# [What the exercise asks]
Scan the listing below. Return every line containing the string "JSON".

-- Opening Marker --

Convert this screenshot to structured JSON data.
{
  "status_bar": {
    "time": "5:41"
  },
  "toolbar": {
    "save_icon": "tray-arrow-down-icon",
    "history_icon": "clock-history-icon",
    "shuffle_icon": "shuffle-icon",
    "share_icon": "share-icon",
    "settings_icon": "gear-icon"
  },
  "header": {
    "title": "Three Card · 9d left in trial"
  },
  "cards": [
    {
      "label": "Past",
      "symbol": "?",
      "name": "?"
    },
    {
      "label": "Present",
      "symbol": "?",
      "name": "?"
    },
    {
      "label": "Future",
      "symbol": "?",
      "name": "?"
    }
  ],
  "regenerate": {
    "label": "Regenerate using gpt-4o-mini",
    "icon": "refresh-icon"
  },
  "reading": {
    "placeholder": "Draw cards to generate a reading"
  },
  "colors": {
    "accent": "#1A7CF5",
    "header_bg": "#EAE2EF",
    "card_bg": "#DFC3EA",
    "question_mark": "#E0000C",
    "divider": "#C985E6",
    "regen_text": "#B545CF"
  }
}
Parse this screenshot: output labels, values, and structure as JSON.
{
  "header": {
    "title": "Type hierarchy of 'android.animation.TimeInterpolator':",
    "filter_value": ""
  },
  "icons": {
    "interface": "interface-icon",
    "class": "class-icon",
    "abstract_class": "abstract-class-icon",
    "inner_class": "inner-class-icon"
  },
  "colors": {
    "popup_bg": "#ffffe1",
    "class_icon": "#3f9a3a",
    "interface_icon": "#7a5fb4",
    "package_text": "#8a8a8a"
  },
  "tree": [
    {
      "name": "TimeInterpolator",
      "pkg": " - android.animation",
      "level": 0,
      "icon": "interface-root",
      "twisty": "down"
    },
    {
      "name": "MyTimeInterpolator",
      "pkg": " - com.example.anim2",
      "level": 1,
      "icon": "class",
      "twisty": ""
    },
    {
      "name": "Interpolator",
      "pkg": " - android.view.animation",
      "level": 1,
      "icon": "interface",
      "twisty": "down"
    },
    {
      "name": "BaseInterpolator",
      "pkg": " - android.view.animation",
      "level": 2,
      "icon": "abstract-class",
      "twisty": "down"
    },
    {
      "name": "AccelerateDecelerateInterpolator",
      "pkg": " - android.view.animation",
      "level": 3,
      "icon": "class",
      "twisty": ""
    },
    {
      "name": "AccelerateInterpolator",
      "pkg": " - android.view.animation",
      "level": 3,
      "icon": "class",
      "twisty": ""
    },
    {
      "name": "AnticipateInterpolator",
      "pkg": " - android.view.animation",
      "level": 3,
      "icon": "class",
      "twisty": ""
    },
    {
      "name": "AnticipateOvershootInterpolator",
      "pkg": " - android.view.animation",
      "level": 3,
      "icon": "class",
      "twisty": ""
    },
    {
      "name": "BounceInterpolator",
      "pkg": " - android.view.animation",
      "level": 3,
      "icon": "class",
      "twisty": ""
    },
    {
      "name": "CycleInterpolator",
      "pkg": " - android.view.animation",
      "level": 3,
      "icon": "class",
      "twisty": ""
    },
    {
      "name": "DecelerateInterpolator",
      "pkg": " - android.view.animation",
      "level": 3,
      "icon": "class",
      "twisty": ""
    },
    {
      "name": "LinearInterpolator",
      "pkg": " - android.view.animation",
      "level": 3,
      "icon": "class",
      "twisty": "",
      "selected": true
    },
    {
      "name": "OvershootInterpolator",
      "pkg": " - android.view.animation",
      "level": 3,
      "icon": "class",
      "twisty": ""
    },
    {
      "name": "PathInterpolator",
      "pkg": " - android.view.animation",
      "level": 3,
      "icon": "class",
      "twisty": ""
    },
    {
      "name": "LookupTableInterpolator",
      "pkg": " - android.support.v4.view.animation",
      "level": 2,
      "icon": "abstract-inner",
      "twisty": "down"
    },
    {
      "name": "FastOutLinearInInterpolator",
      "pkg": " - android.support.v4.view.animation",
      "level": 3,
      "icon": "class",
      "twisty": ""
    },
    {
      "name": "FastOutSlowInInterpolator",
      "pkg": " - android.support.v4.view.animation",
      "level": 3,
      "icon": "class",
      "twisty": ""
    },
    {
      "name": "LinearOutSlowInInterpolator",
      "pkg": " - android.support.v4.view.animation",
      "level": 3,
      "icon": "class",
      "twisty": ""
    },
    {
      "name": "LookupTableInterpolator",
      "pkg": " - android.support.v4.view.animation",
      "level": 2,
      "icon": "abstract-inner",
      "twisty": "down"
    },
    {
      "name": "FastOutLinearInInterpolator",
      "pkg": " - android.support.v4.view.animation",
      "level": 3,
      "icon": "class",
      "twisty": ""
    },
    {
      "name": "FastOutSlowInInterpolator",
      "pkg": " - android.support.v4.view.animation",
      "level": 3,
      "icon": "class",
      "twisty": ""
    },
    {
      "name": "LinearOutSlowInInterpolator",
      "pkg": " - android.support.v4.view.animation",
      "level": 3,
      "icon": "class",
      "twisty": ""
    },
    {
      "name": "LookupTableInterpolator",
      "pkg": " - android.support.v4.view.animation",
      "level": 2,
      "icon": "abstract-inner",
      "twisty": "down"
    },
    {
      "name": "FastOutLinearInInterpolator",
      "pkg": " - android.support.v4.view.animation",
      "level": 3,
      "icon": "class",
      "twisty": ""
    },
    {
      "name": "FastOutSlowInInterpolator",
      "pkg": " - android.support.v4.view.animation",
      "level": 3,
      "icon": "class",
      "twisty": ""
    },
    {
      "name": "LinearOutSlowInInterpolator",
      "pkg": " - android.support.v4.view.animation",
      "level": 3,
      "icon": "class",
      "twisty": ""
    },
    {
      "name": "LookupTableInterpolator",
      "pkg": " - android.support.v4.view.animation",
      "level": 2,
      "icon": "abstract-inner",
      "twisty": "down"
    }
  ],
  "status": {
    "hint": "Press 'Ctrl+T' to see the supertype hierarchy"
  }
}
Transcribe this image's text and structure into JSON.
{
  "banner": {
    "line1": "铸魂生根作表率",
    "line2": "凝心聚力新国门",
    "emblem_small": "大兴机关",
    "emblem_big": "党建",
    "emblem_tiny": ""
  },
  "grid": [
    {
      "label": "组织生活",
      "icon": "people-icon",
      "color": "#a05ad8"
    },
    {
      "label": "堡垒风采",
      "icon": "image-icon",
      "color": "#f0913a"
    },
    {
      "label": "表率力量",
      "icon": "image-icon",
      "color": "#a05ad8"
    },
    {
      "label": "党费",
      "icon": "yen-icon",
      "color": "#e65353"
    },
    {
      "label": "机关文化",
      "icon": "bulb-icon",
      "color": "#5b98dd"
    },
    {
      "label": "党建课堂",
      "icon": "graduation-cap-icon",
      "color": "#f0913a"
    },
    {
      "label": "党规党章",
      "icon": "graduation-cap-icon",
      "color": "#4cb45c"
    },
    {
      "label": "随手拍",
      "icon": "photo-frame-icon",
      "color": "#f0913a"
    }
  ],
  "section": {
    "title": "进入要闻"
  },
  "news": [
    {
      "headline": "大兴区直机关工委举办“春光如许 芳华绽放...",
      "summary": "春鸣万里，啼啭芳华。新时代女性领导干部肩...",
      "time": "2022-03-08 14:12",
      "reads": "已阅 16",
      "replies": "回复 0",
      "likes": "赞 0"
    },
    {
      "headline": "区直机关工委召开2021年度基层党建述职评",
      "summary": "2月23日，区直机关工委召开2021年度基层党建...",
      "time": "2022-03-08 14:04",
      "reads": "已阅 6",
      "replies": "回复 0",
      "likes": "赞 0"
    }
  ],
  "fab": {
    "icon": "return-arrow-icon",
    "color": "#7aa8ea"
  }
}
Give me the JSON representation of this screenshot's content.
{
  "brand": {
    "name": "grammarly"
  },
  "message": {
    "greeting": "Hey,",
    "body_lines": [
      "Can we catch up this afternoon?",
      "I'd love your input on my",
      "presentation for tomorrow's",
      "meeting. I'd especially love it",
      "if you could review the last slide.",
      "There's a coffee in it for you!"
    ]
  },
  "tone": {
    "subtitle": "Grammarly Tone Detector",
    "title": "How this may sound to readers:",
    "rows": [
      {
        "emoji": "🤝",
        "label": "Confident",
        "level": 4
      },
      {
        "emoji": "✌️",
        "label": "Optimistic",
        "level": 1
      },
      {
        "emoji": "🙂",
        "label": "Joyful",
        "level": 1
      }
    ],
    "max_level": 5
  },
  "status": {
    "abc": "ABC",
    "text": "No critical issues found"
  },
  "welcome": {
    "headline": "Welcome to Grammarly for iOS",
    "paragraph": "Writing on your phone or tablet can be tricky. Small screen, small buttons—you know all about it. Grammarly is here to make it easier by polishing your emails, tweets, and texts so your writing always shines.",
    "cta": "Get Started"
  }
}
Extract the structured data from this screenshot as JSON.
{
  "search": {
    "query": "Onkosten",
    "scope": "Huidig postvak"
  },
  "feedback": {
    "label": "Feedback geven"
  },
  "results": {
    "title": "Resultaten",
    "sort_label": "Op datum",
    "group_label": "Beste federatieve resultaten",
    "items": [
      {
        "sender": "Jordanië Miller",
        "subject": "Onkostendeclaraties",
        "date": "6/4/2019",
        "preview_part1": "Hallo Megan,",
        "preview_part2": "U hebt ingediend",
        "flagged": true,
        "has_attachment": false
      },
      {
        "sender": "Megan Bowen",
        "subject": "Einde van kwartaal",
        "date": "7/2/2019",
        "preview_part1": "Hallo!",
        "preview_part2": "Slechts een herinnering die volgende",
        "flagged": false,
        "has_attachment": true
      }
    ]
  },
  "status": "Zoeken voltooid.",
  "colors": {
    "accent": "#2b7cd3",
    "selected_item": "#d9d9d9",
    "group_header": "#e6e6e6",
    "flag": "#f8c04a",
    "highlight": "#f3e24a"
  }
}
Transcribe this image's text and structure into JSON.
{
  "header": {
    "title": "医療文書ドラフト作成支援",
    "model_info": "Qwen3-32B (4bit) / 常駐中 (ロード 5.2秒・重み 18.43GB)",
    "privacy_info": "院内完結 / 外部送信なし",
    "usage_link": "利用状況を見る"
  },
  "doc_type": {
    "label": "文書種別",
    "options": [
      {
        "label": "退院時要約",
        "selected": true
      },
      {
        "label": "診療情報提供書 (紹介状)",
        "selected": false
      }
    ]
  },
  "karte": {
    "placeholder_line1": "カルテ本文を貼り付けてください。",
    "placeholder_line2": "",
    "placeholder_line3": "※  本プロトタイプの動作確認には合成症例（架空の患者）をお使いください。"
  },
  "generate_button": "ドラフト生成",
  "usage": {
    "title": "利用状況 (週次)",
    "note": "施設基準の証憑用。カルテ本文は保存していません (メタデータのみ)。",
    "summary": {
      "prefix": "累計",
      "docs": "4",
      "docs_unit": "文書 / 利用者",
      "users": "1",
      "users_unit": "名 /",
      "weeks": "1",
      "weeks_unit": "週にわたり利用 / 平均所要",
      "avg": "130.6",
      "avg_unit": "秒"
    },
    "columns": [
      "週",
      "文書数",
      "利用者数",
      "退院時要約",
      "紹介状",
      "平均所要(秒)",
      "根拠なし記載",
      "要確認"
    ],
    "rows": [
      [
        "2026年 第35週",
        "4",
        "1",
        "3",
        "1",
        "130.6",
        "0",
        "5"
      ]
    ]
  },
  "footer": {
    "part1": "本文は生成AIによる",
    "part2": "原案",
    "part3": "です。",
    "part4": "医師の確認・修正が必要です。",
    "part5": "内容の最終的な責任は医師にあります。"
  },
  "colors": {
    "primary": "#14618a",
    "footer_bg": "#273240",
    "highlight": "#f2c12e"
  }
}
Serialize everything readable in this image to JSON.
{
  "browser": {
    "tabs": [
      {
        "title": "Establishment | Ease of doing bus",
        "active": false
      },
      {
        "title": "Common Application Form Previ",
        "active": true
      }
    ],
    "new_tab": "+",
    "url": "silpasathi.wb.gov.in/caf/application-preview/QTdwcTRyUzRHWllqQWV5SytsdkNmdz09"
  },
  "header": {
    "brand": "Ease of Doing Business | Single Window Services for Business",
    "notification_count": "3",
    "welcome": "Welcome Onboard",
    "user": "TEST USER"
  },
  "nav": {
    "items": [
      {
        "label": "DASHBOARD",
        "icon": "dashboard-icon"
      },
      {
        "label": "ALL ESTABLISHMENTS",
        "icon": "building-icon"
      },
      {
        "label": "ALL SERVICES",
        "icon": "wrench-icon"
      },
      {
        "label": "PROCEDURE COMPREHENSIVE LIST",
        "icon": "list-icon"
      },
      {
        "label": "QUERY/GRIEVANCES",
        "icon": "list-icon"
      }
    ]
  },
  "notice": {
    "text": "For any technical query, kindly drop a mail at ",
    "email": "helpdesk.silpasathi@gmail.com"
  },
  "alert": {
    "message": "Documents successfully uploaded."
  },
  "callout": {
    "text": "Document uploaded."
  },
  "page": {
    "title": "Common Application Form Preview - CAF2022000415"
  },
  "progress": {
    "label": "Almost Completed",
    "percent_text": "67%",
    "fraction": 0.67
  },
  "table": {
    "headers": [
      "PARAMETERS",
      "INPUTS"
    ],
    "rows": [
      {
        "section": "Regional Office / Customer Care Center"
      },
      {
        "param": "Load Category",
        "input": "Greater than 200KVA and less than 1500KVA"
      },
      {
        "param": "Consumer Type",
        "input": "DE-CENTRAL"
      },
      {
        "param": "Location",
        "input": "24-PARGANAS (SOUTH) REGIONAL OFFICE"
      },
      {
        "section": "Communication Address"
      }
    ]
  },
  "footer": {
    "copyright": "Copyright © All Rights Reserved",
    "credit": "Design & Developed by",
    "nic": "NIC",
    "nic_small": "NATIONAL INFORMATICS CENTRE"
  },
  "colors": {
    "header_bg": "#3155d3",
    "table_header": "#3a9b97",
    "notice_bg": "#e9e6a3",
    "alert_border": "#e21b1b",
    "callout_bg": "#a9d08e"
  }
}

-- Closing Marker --

# [Response area]
Convert this screenshot to structured JSON data.
Parse this screenshot: output labels, values, and structure as JSON.
Transcribe this image's text and structure into JSON.
Give me the JSON representation of this screenshot's content.
Extract the structured data from this screenshot as JSON.
Transcribe this image's text and structure into JSON.
Serialize everything readable in this image to JSON.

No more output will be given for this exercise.